    Yes what you are experiencing is pretty much normal. And yes, if you are not vigilant you can end up getting drawn into oppressive service practices. The good news is - you know this very early on and you can be vigilant. There is more learning that can help. But there are other important things that can help: stay connected to like minded people, take professional development opportunities, always think about what you are doing, why you are doing it and who benefits. The number one thing that you can do to guard against losing your ideals is this - always remember that this is a human being you have in front of you, someone who is more like you than different, who is someone's child, sibling, grandchild, aunt/uncle, neice/nephew. They are precious, gifted and "worthy of love and belonging". Remember that it is your privelege to serve that person. Remember that it is their need that gives you a job. Always remember who you are and the kind of person you want to be and be that person.

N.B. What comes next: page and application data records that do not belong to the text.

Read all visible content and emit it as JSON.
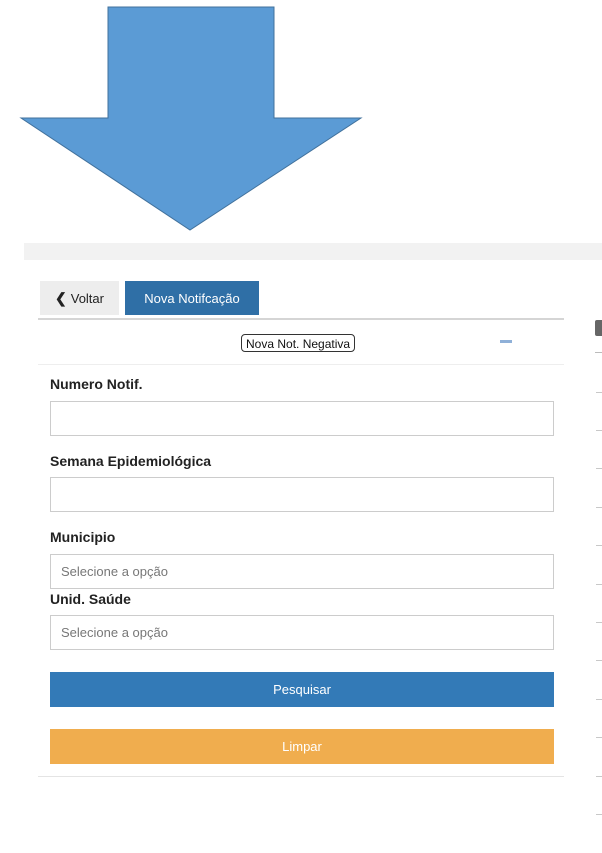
{
  "colors": {
    "arrow_fill": "#5b9bd5",
    "arrow_stroke": "#41719c",
    "primary": "#337ab7",
    "header_button": "#2f6fa6",
    "warning": "#f0ad4e"
  },
  "nav": {
    "back_icon": "chevron-left-icon",
    "back_label": "Voltar",
    "new_label": "Nova Notifcação"
  },
  "panel": {
    "negative_label": "Nova Not. Negativa",
    "collapse_icon": "minus-icon"
  },
  "form": {
    "numero_label": "Numero Notif.",
    "numero_value": "",
    "semana_label": "Semana Epidemiológica",
    "semana_value": "",
    "municipio_label": "Municipio",
    "municipio_placeholder": "Selecione a opção",
    "unid_label": "Unid. Saúde",
    "unid_placeholder": "Selecione a opção"
  },
  "actions": {
    "search_label": "Pesquisar",
    "clear_label": "Limpar"
  }
}
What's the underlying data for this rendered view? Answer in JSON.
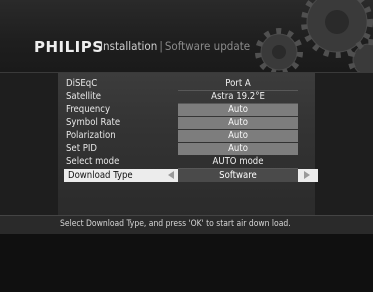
{
  "header": {
    "brand": "PHILIPS",
    "title": "Installation",
    "separator": "|",
    "subtitle": "Software update"
  },
  "settings": [
    {
      "label": "DiSEqC",
      "value": "Port A",
      "style": "plain"
    },
    {
      "label": "Satellite",
      "value": "Astra 19.2°E",
      "style": "plain"
    },
    {
      "label": "Frequency",
      "value": "Auto",
      "style": "boxed"
    },
    {
      "label": "Symbol Rate",
      "value": "Auto",
      "style": "boxed"
    },
    {
      "label": "Polarization",
      "value": "Auto",
      "style": "boxed"
    },
    {
      "label": "Set PID",
      "value": "Auto",
      "style": "boxed"
    },
    {
      "label": "Select mode",
      "value": "AUTO mode",
      "style": "plain"
    },
    {
      "label": "Download Type",
      "value": "Software",
      "style": "selected"
    }
  ],
  "help": {
    "text": "Select Download Type, and press 'OK' to start air down load."
  },
  "colors": {
    "background": "#1a1a1a",
    "panel": "#353535",
    "highlight": "#ececec",
    "value_box": "#7d7d7d"
  },
  "icons": {
    "left_arrow": "triangle-left-icon",
    "right_arrow": "triangle-right-icon",
    "decoration": "gears-icon"
  }
}
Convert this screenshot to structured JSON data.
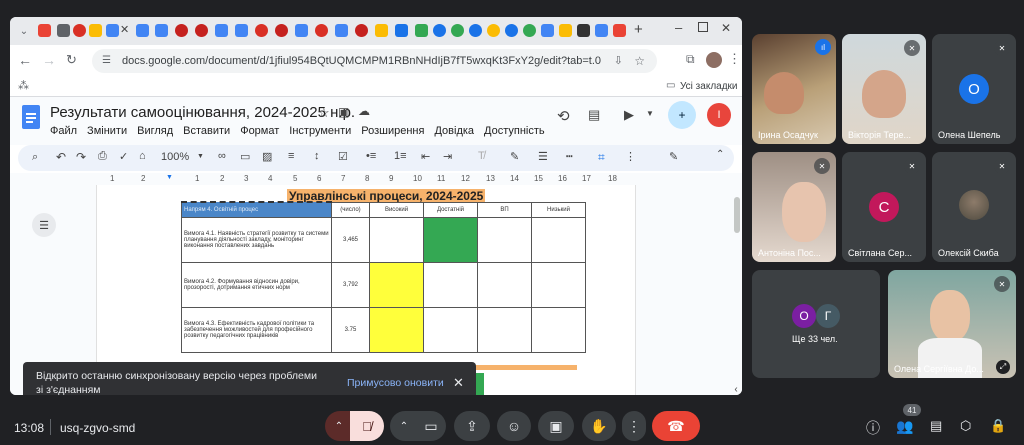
{
  "browser": {
    "url": "docs.google.com/document/d/1jfiul954BQtUQMCMPM1RBnNHdIjB7fT5wxqKt3FxY2g/edit?tab=t.0",
    "bookmarks_label": "Усі закладки"
  },
  "docs": {
    "title": "Результати самооцінювання, 2024-2025 н.р.",
    "menu": [
      "Файл",
      "Змінити",
      "Вигляд",
      "Вставити",
      "Формат",
      "Інструменти",
      "Розширення",
      "Довідка",
      "Доступність"
    ],
    "zoom": "100%",
    "ruler_numbers": [
      "1",
      "2",
      "1",
      "2",
      "3",
      "4",
      "5",
      "6",
      "7",
      "8",
      "9",
      "10",
      "11",
      "12",
      "13",
      "14",
      "15",
      "16",
      "17",
      "18"
    ],
    "section_heading": "Управлінські процеси, 2024-2025",
    "table": {
      "header": [
        "Напрям 4. Освітній процес",
        "(число)",
        "Високий",
        "Достатній",
        "ВП",
        "Низький"
      ],
      "rows": [
        {
          "text": "Вимога 4.1. Наявність стратегії розвитку та системи планування діяльності закладу, моніторинг виконання поставлених завдань",
          "value": "3,465",
          "level": "Достатній"
        },
        {
          "text": "Вимога 4.2. Формування відносин довіри, прозорості, дотримання етичних норм",
          "value": "3,792",
          "level": "Високий"
        },
        {
          "text": "Вимога 4.3. Ефективність кадрової політики та забезпечення можливостей для професійного розвитку педагогічних працівників",
          "value": "3.75",
          "level": "Високий"
        }
      ]
    }
  },
  "toast": {
    "message": "Відкрито останню синхронізовану версію через проблеми зі з'єднанням",
    "action": "Примусово оновити"
  },
  "meet": {
    "participants": [
      {
        "name": "Ірина Осадчук"
      },
      {
        "name": "Вікторія Тере..."
      },
      {
        "name": "Олена Шепель",
        "initial": "О",
        "color": "#1a73e8"
      },
      {
        "name": "Антоніна Пос..."
      },
      {
        "name": "Світлана Сер...",
        "initial": "С",
        "color": "#c2185b"
      },
      {
        "name": "Олексій Скиба"
      },
      {
        "name": "Олена Сергіївна До..."
      }
    ],
    "more": {
      "label": "Ще 33 чел.",
      "initials": [
        "О",
        "Г"
      ]
    },
    "time": "13:08",
    "meeting_code": "usq-zgvo-smd",
    "people_count": "41"
  },
  "colors": {
    "accent": "#1a73e8",
    "end_call": "#ea4335",
    "green_cell": "#34a853",
    "yellow_cell": "#ffff3b",
    "heading_bg": "#f6b26b"
  }
}
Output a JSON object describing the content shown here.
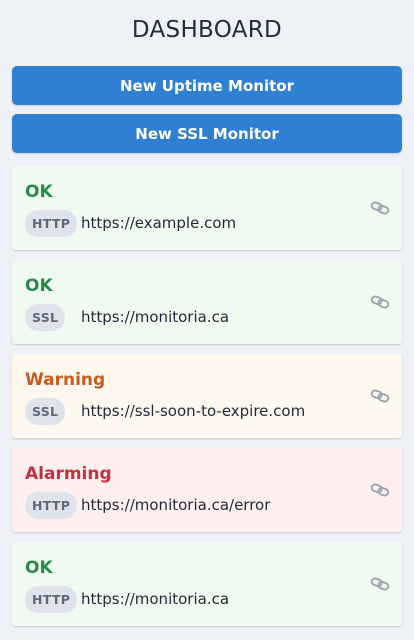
{
  "header": {
    "title": "DASHBOARD"
  },
  "actions": {
    "new_uptime_label": "New Uptime Monitor",
    "new_ssl_label": "New SSL Monitor"
  },
  "monitors": [
    {
      "status": "OK",
      "state": "ok",
      "type": "HTTP",
      "url": "https://example.com",
      "icon": "link-icon"
    },
    {
      "status": "OK",
      "state": "ok",
      "type": "SSL",
      "url": "https://monitoria.ca",
      "icon": "link-icon"
    },
    {
      "status": "Warning",
      "state": "warning",
      "type": "SSL",
      "url": "https://ssl-soon-to-expire.com",
      "icon": "link-icon"
    },
    {
      "status": "Alarming",
      "state": "alarming",
      "type": "HTTP",
      "url": "https://monitoria.ca/error",
      "icon": "link-icon"
    },
    {
      "status": "OK",
      "state": "ok",
      "type": "HTTP",
      "url": "https://monitoria.ca",
      "icon": "link-icon"
    }
  ],
  "colors": {
    "background": "#eef2f7",
    "button": "#2f7fd3",
    "ok": "#2b8a4a",
    "warning": "#c65c1f",
    "alarming": "#c6303a"
  }
}
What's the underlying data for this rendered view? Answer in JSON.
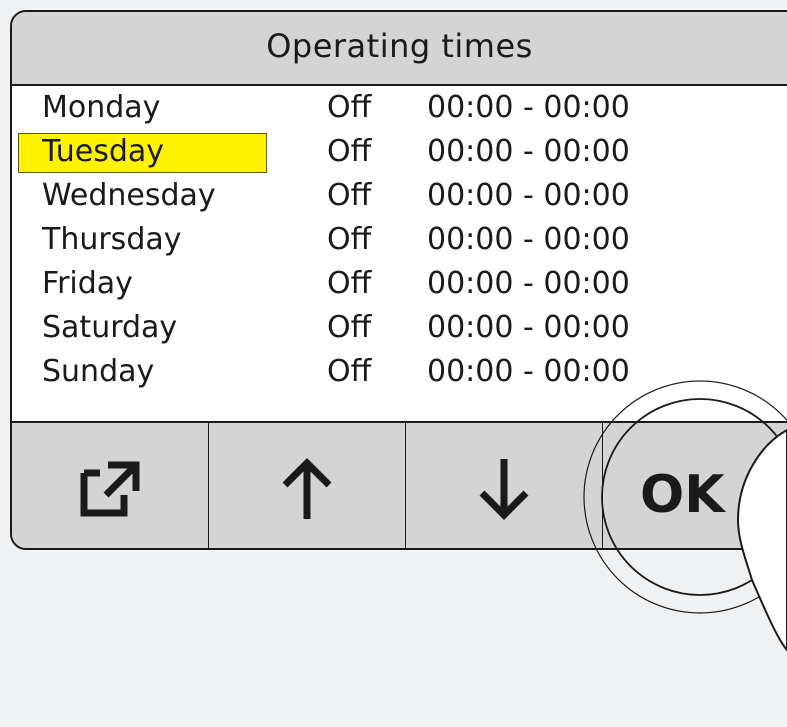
{
  "header": {
    "title": "Operating times"
  },
  "schedule": {
    "rows": [
      {
        "day": "Monday",
        "state": "Off",
        "time": "00:00 - 00:00",
        "selected": false
      },
      {
        "day": "Tuesday",
        "state": "Off",
        "time": "00:00 - 00:00",
        "selected": true
      },
      {
        "day": "Wednesday",
        "state": "Off",
        "time": "00:00 - 00:00",
        "selected": false
      },
      {
        "day": "Thursday",
        "state": "Off",
        "time": "00:00 - 00:00",
        "selected": false
      },
      {
        "day": "Friday",
        "state": "Off",
        "time": "00:00 - 00:00",
        "selected": false
      },
      {
        "day": "Saturday",
        "state": "Off",
        "time": "00:00 - 00:00",
        "selected": false
      },
      {
        "day": "Sunday",
        "state": "Off",
        "time": "00:00 - 00:00",
        "selected": false
      }
    ]
  },
  "toolbar": {
    "edit_icon": "edit-open-icon",
    "up_icon": "arrow-up-icon",
    "down_icon": "arrow-down-icon",
    "ok_label": "OK"
  },
  "colors": {
    "selection": "#fff200",
    "bar": "#d4d4d4",
    "background": "#f0f1f3"
  }
}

    Can I tell you that this won't be a struggle, no I can't. Can I tell you that you won't get confused or discouraged, no I can't. Can I tell you that there won't be times when you have to make some really difficult choices, no I can't.

    I can tell you that it will be beautiful and worth the struggle and the cost. It will change you for the better and your heart will be full of what the people you support have given you.

    I can tell you something else. The fact that you are struggling with this now tells me that you are exactly who is needed to do this work.

    Warm regards
    Your teacher

  2. Oh, my. I am actually crying, reading this. Thank you. THANK you. I have been feeling all kinds of crummy about putting this out there, into the universe, even as I posted links on FB and Twitter. Even as I dread the replies, I seek them still.

    It will absolutely be my privilege to serve - as it will also, I believe, be my challenge. I suppose that, in a way, blogging my flailings is a way for ME to remain accountable to those I will support and to the person I want to be.

    Thank you, teacher. Whoever you are.

  3. Fear is normal, my friend. :)
    You are not flawed, you are passionate. And as long as you continue to face your fear and live your truth. You WILL be successful and you WILL make a difference to those around you.

    I believe fear is your minds way of telling you that you need to face something.
    More power to you!

  4. The job you seek to do is not one filled with ego. It is selfless. And if you know that going in -- that you cannot save everyone, but that you can certainly help many -- then you will be just fine.

    In this way, teaching and social work are similar. There will always be those who tell you that you are spending too much time on people who don't matter. I have never believed in this, and while it can be exhausting, I have no regrets about the path I have chosen.

    You will find work, my friend -- and you will shine.

  5. Thanks for the support and encouraging words, my friends. And for believing in me.

  6. A drop in the water creates many waves. :)